WHAT THE TASK REQUIRES:
With the pictures left out, output the records below exactly.

Stored records
Start of Block
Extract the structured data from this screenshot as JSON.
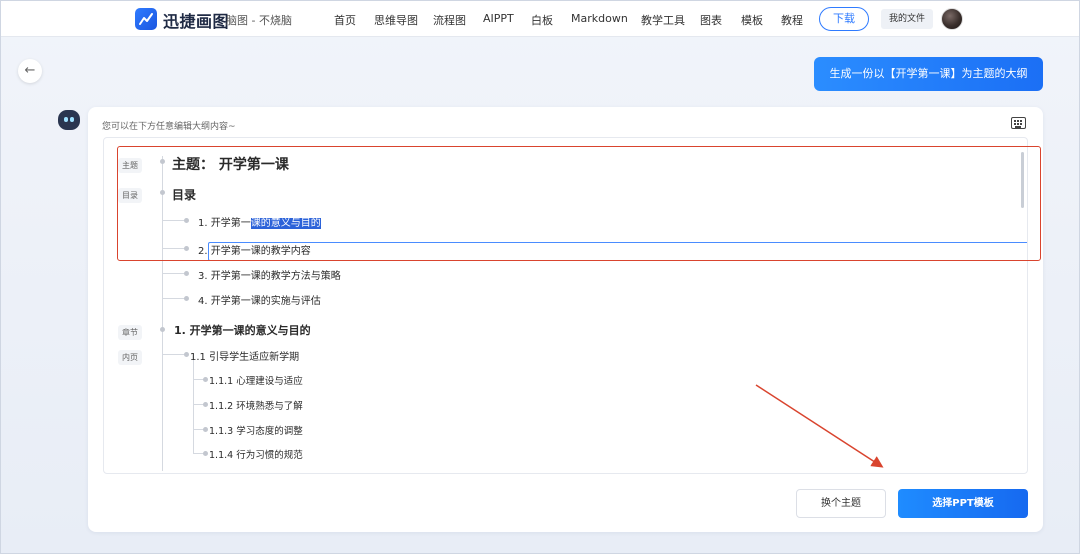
{
  "app": {
    "brand": "迅捷画图",
    "doc_name": "脑图 - 不烧脑"
  },
  "nav": [
    "首页",
    "思维导图",
    "流程图",
    "AIPPT",
    "白板",
    "Markdown",
    "教学工具",
    "图表",
    "模板",
    "教程"
  ],
  "header": {
    "download_label": "下载",
    "my_files_label": "我的文件"
  },
  "prompt": "生成一份以【开学第一课】为主题的大纲",
  "card": {
    "hint": "您可以在下方任意编辑大纲内容~",
    "tags": {
      "topic": "主题",
      "toc": "目录",
      "chapter": "章节",
      "page": "内页"
    },
    "topic_title": "主题：   开学第一课",
    "toc_title": "目录",
    "toc_items": [
      {
        "prefix": "1. 开学第一",
        "selected": "课的意义与目的"
      },
      "2. 开学第一课的教学内容",
      "3. 开学第一课的教学方法与策略",
      "4. 开学第一课的实施与评估"
    ],
    "chapter_title": "1. 开学第一课的意义与目的",
    "section_title": "1.1 引导学生适应新学期",
    "sub_items": [
      "1.1.1 心理建设与适应",
      "1.1.2 环境熟悉与了解",
      "1.1.3 学习态度的调整",
      "1.1.4 行为习惯的规范"
    ],
    "change_theme_label": "换个主题",
    "choose_ppt_label": "选择PPT模板"
  },
  "colors": {
    "accent": "#1f7bff",
    "annotation_red": "#d9442e",
    "selection": "#2b62d9"
  }
}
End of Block
WRITTEN SOLUTION:
Extract the structured data from this screenshot as JSON.
{
  "app": {
    "brand": "迅捷画图",
    "doc_name": "脑图 - 不烧脑"
  },
  "nav": [
    "首页",
    "思维导图",
    "流程图",
    "AIPPT",
    "白板",
    "Markdown",
    "教学工具",
    "图表",
    "模板",
    "教程"
  ],
  "header": {
    "download_label": "下载",
    "my_files_label": "我的文件"
  },
  "prompt": "生成一份以【开学第一课】为主题的大纲",
  "card": {
    "hint": "您可以在下方任意编辑大纲内容~",
    "tags": {
      "topic": "主题",
      "toc": "目录",
      "chapter": "章节",
      "page": "内页"
    },
    "topic_title": "主题：   开学第一课",
    "toc_title": "目录",
    "toc_items": [
      {
        "prefix": "1. 开学第一",
        "selected": "课的意义与目的"
      },
      "2. 开学第一课的教学内容",
      "3. 开学第一课的教学方法与策略",
      "4. 开学第一课的实施与评估"
    ],
    "chapter_title": "1. 开学第一课的意义与目的",
    "section_title": "1.1 引导学生适应新学期",
    "sub_items": [
      "1.1.1 心理建设与适应",
      "1.1.2 环境熟悉与了解",
      "1.1.3 学习态度的调整",
      "1.1.4 行为习惯的规范"
    ],
    "change_theme_label": "换个主题",
    "choose_ppt_label": "选择PPT模板"
  },
  "colors": {
    "accent": "#1f7bff",
    "annotation_red": "#d9442e",
    "selection": "#2b62d9"
  }
}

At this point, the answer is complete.